As General Polymers continued to grow, it became apparent the service needs of the customers in the western states could not effectively be served from only one manufacturing facility in Cincinnati. Therefore, in early 1992, the C.E. MacMillan Company in Los Angeles was acquired and converted to General Polymers West. C.E. MacMillan had been established in the late 1950's and was primarily a producer of waterproofing membranes and coatings.

The acquisition of C.E. MacMillan broadened General Polymers product range and its machinery allowed for the production of General Polymers products on the West Coast.

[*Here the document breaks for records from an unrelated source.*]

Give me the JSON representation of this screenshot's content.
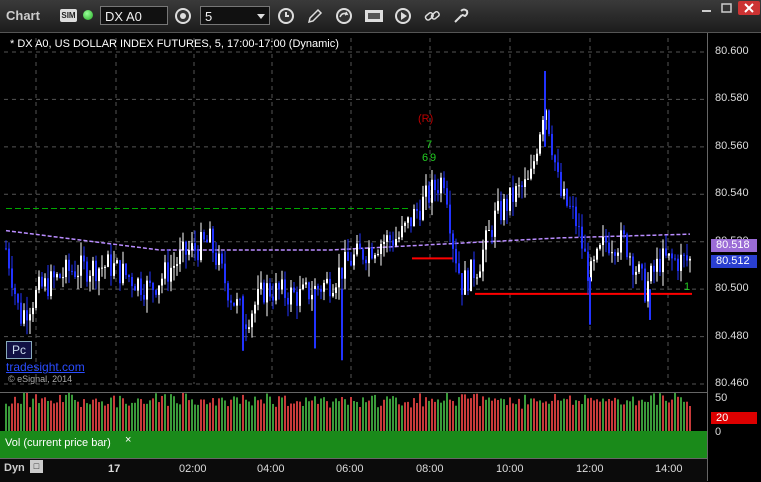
{
  "toolbar": {
    "title": "Chart",
    "badge": "SIM",
    "symbol": "DX A0",
    "interval": "5"
  },
  "chart": {
    "title": "* DX A0, US DOLLAR INDEX FUTURES, 5, 17:00-17:00 (Dynamic)",
    "pc_label": "Pc",
    "brand": "tradesight.com",
    "copyright": "© eSignal, 2014",
    "price_ticks": [
      "80.600",
      "80.580",
      "80.560",
      "80.540",
      "80.520",
      "80.500",
      "80.480",
      "80.460"
    ],
    "last_price_upper": "80.518",
    "last_price_lower": "80.512",
    "colors": {
      "up_bar": "#ffffff",
      "down_bar": "#2233ff",
      "avg_line": "#b98cff",
      "support": "#ff0000",
      "resistance": "#00aa00",
      "counts": "#22cc22"
    }
  },
  "volume": {
    "label": "Vol (current price bar)",
    "close_label": "×",
    "ticks": [
      "50",
      "0"
    ],
    "current_value": "20"
  },
  "time_axis": {
    "dyn_label": "Dyn",
    "day_label": "17",
    "ticks": [
      "02:00",
      "04:00",
      "06:00",
      "08:00",
      "10:00",
      "12:00",
      "14:00"
    ]
  },
  "chart_data": {
    "type": "candlestick",
    "title": "* DX A0, US DOLLAR INDEX FUTURES, 5, 17:00-17:00 (Dynamic)",
    "y_range": [
      80.46,
      80.6
    ],
    "y_ticks": [
      80.6,
      80.58,
      80.56,
      80.54,
      80.52,
      80.5,
      80.48,
      80.46
    ],
    "x_ticks": [
      "17",
      "02:00",
      "04:00",
      "06:00",
      "08:00",
      "10:00",
      "12:00",
      "14:00"
    ],
    "annotations": [
      "(R)",
      "7",
      "6",
      "9",
      "1"
    ],
    "levels": [
      {
        "color": "#00aa00",
        "style": "dashed",
        "price": 80.534
      },
      {
        "color": "#ff0000",
        "style": "solid",
        "price": 80.513
      },
      {
        "color": "#ff0000",
        "style": "solid",
        "price": 80.498
      }
    ],
    "last_price": 80.512,
    "grid": true
  }
}
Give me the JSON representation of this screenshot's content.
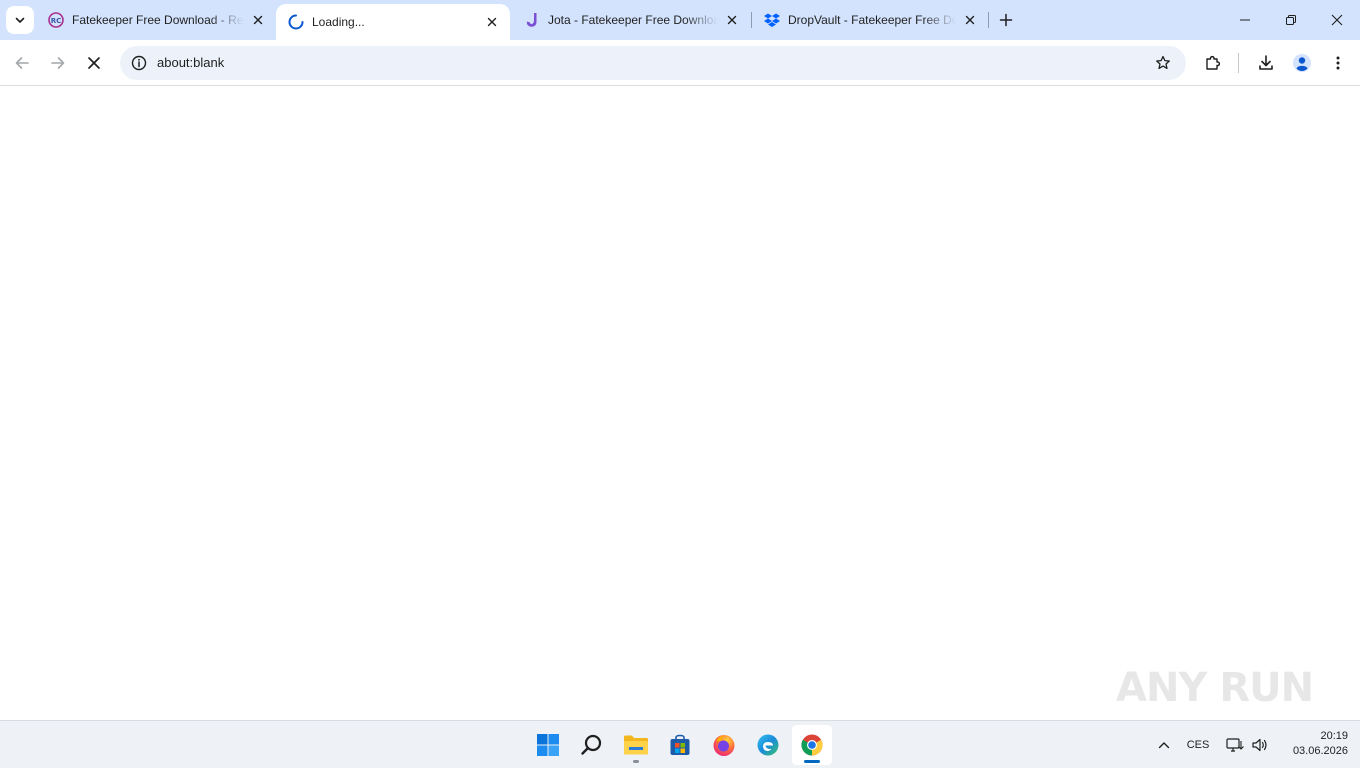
{
  "browser": {
    "tabs": [
      {
        "title": "Fatekeeper Free Download - Rep",
        "favicon": "rc-badge-icon",
        "active": false
      },
      {
        "title": "Loading...",
        "favicon": "loading-spinner-icon",
        "active": true
      },
      {
        "title": "Jota - Fatekeeper Free Download",
        "favicon": "jota-logo-icon",
        "active": false
      },
      {
        "title": "DropVault - Fatekeeper Free Download",
        "favicon": "dropbox-icon",
        "active": false
      }
    ],
    "address_bar": {
      "url": "about:blank"
    }
  },
  "watermark": {
    "text": "ANY RUN"
  },
  "taskbar": {
    "apps": [
      "windows-start-icon",
      "search-icon",
      "file-explorer-icon",
      "microsoft-store-icon",
      "firefox-icon",
      "edge-icon",
      "chrome-icon"
    ],
    "tray": {
      "language": "CES",
      "time": "20:19",
      "date": "03.06.2026"
    }
  },
  "colors": {
    "tabstrip": "#d3e3fd",
    "omnibox": "#edf2fa",
    "accent": "#0b57d0",
    "taskbar": "#eef1f6"
  }
}
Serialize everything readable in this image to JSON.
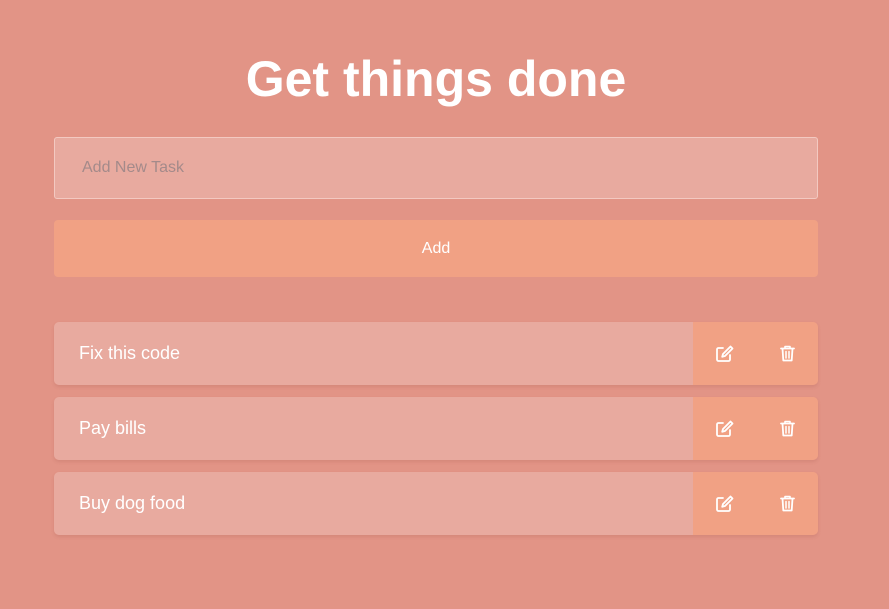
{
  "app": {
    "title": "Get things done"
  },
  "new_task": {
    "placeholder": "Add New Task",
    "value": "",
    "add_label": "Add"
  },
  "tasks": [
    {
      "text": "Fix this code",
      "edit_icon": "edit-icon",
      "delete_icon": "trash-icon"
    },
    {
      "text": "Pay bills",
      "edit_icon": "edit-icon",
      "delete_icon": "trash-icon"
    },
    {
      "text": "Buy dog food",
      "edit_icon": "edit-icon",
      "delete_icon": "trash-icon"
    }
  ],
  "colors": {
    "background": "#e29486",
    "input_background": "#e8aa9f",
    "accent": "#f1a184",
    "text": "#ffffff"
  }
}
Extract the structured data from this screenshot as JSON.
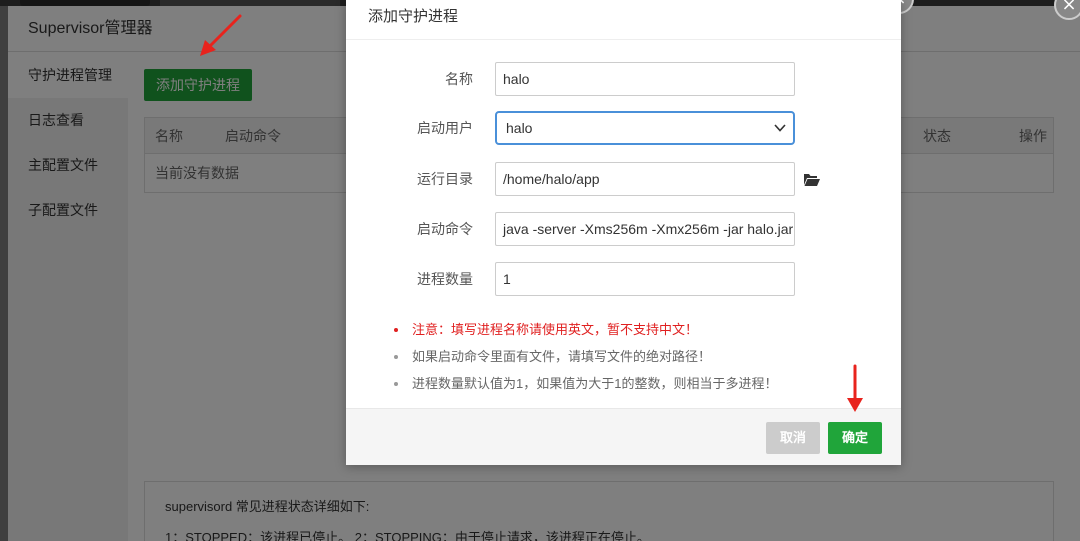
{
  "background": {
    "panel_title": "Supervisor管理器",
    "sidebar": {
      "items": [
        {
          "label": "守护进程管理"
        },
        {
          "label": "日志查看"
        },
        {
          "label": "主配置文件"
        },
        {
          "label": "子配置文件"
        }
      ]
    },
    "add_button_label": "添加守护进程",
    "table": {
      "headers": [
        "名称",
        "启动命令",
        "状态",
        "操作"
      ],
      "empty_text": "当前没有数据"
    },
    "info": {
      "line1": "supervisord 常见进程状态详细如下:",
      "line2": "1：STOPPED：该进程已停止。     2：STOPPING：由于停止请求，该进程正在停止。"
    }
  },
  "modal": {
    "title": "添加守护进程",
    "fields": {
      "name": {
        "label": "名称",
        "value": "halo"
      },
      "user": {
        "label": "启动用户",
        "value": "halo"
      },
      "dir": {
        "label": "运行目录",
        "value": "/home/halo/app"
      },
      "command": {
        "label": "启动命令",
        "value": "java -server -Xms256m -Xmx256m -jar halo.jar"
      },
      "count": {
        "label": "进程数量",
        "value": "1"
      }
    },
    "tips": [
      "注意：填写进程名称请使用英文，暂不支持中文！",
      "如果启动命令里面有文件，请填写文件的绝对路径！",
      "进程数量默认值为1，如果值为大于1的整数，则相当于多进程！"
    ],
    "cancel_label": "取消",
    "ok_label": "确定"
  },
  "colors": {
    "primary_green": "#20a53a",
    "warning_red": "#e02020",
    "annotation_arrow": "#e8231d"
  },
  "icons": [
    "folder-open-icon",
    "chevron-down-icon",
    "close-icon",
    "annotation-arrow-icon"
  ]
}
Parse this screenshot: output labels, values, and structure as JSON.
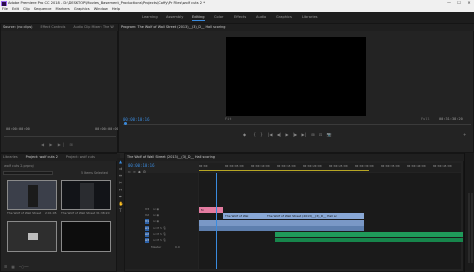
{
  "window": {
    "title": "Adobe Premiere Pro CC 2018 - D:\\DESKTOP\\Movies_Basement_Productions\\Projects\\Coffy\\Pr Files\\wolf cuts 2 *",
    "minimize": "—",
    "maximize": "☐",
    "close": "✕"
  },
  "menu": [
    "File",
    "Edit",
    "Clip",
    "Sequence",
    "Markers",
    "Graphics",
    "Window",
    "Help"
  ],
  "workspaces": [
    {
      "label": "Learning",
      "active": false
    },
    {
      "label": "Assembly",
      "active": false
    },
    {
      "label": "Editing",
      "active": true
    },
    {
      "label": "Color",
      "active": false
    },
    {
      "label": "Effects",
      "active": false
    },
    {
      "label": "Audio",
      "active": false
    },
    {
      "label": "Graphics",
      "active": false
    },
    {
      "label": "Libraries",
      "active": false
    }
  ],
  "source_panel": {
    "tabs": [
      "Source: (no clips)",
      "Effect Controls",
      "Audio Clip Mixer: The W"
    ],
    "timecode_left": "00:00:00:00",
    "timecode_right": "00:00:00:00"
  },
  "program_panel": {
    "title": "Program: The Wolf of Wall Street (2013)__(3)_D__ Hall scoring",
    "timecode": "00:00:10:16",
    "fit": "Fit",
    "quality": "Full",
    "duration": "00:31:38:20",
    "transport": [
      "◆",
      "{",
      "}",
      "|◀",
      "◀|",
      "▶",
      "|▶",
      "▶|",
      "⊞",
      "⊡",
      "📷"
    ]
  },
  "project_panel": {
    "tabs": [
      "Libraries",
      "Project: wolf cuts 2",
      "Project: wolf cuts"
    ],
    "bin": "wolf cuts 2.prproj",
    "count": "5 Items Selected",
    "items": [
      {
        "label": "The Wolf of Wall Street",
        "dur": "2:01:05"
      },
      {
        "label": "The Wolf of Wall Street",
        "dur": "31:38:20"
      },
      {
        "label": "",
        "dur": ""
      },
      {
        "label": "",
        "dur": ""
      }
    ]
  },
  "timeline": {
    "tab": "The Wolf of Wall Street (2013)__(3)_D__ Hall scoring",
    "timecode": "00:00:10:16",
    "ruler": [
      "00:00",
      "00:00:05:00",
      "00:00:10:00",
      "00:00:15:00",
      "00:00:20:00",
      "00:00:25:00",
      "00:00:30:00",
      "00:00:35:00",
      "00:00:40:00",
      "00:00:45:00"
    ],
    "video_tracks": [
      "V3",
      "V2",
      "V1"
    ],
    "audio_tracks": [
      "A1",
      "A2",
      "A3"
    ],
    "master": "Master",
    "master_value": "0.0",
    "clip_v1_label": "The Wolf of Wal",
    "clip_v1b_label": "The Wolf of Wall Street (2013)__(3)_D__ Hall sc",
    "clip_marker_label": "fx"
  },
  "colors": {
    "accent": "#3a8bde",
    "video_clip": "#89a8d6",
    "pink_clip": "#e37ba0",
    "audio_clip": "#1f9a5a",
    "work_area": "#b7a624"
  }
}
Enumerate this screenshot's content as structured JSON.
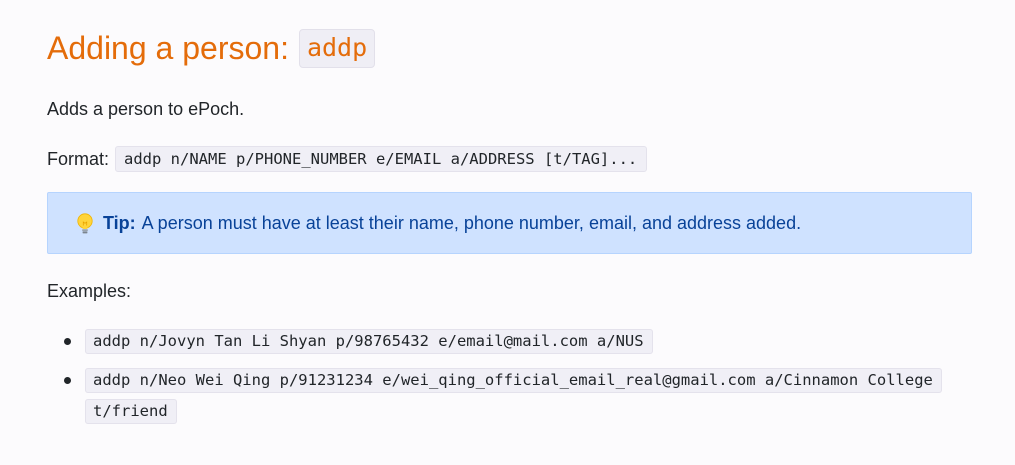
{
  "heading": {
    "text": "Adding a person:",
    "command": "addp"
  },
  "description": "Adds a person to ePoch.",
  "format": {
    "label": "Format:",
    "syntax": "addp n/NAME p/PHONE_NUMBER e/EMAIL a/ADDRESS [t/TAG]..."
  },
  "tip": {
    "icon": "lightbulb-icon",
    "label": "Tip:",
    "text": "A person must have at least their name, phone number, email, and address added."
  },
  "examples": {
    "label": "Examples:",
    "items": [
      "addp n/Jovyn Tan Li Shyan p/98765432 e/email@mail.com a/NUS",
      "addp n/Neo Wei Qing p/91231234 e/wei_qing_official_email_real@gmail.com a/Cinnamon College t/friend"
    ]
  },
  "colors": {
    "heading": "#e46c0a",
    "tip_background": "#cfe2ff",
    "tip_text": "#084298"
  }
}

More importantly, the acquisition of C.E. MacMillan allowed two new key individuals to become associated with the company; John Durig, who became President of General Polymers West and Lonnie Salyers, who became Vice President. Their efforts successfully established General Polymers West as the leading supplier in its market area and brought new technological and sales skills to the organization.

In early 1994, John Durig transferred to General Polymers in Cincinnati and became its President, while Lonnie Salyers became President of General Polymers West.

General Polymers began a joint venture with Liquid Plastics Ltd. in Preston, England to service the needs of customers in the United Kingdom. This relationship continues to grow as Liquid Plastics Ltd. provides expanded sales and service throughout Europe.

In April of 2000, General Polymers Corporation was acquired by The Sherwin-Williams Company. The General Polymers product line maintains its brand identity and is supported through a dedicated sales and marketing team. In addition, the Sherwin-Williams Industrial and Marine sales organization is thoroughly trained on the General Polymers product line and can assist in product selection, specification and technical support for our Approved Contractor network and the specification community. The blending of the small company attitude and personal attention with the support and resources of a Fortune 200 company, has established a platform for growth for our customers, end-users, specifiers and Sherwin-Williams. The Sherwin-Williams Company is ideally positioned with talented individuals, technology, resources and local Service Centers to be the predominant leader in the flooring and concrete coating industry.